Records for the exercise:
===
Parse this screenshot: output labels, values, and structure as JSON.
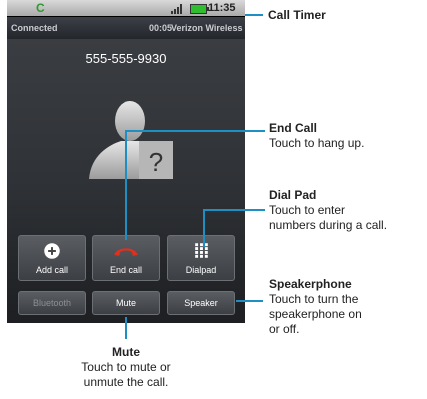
{
  "status_bar": {
    "carrier_icon": "C",
    "time": "11:35"
  },
  "call_bar": {
    "state": "Connected",
    "duration": "00:05",
    "carrier": "Verizon Wireless"
  },
  "phone_number": "555-555-9930",
  "contact_photo": {
    "placeholder": "?"
  },
  "buttons": {
    "add_call": "Add call",
    "end_call": "End call",
    "dialpad": "Dialpad",
    "bluetooth": "Bluetooth",
    "mute": "Mute",
    "speaker": "Speaker"
  },
  "callouts": {
    "call_timer": {
      "title": "Call Timer"
    },
    "end_call": {
      "title": "End Call",
      "desc": "Touch to hang up."
    },
    "dial_pad": {
      "title": "Dial Pad",
      "desc1": "Touch to enter",
      "desc2": "numbers during a call."
    },
    "speakerphone": {
      "title": "Speakerphone",
      "desc1": "Touch to turn the",
      "desc2": "speakerphone on",
      "desc3": "or off."
    },
    "mute": {
      "title": "Mute",
      "desc1": "Touch to mute or",
      "desc2": "unmute the call."
    }
  },
  "colors": {
    "callout_line": "#1d8fc5",
    "end_call_red": "#e0301e",
    "battery": "#2fbe2f"
  }
}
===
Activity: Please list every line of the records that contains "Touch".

Solution for this problem:
      "desc": "Touch to hang up."
      "desc1": "Touch to enter",
      "desc1": "Touch to turn the",
      "desc1": "Touch to mute or",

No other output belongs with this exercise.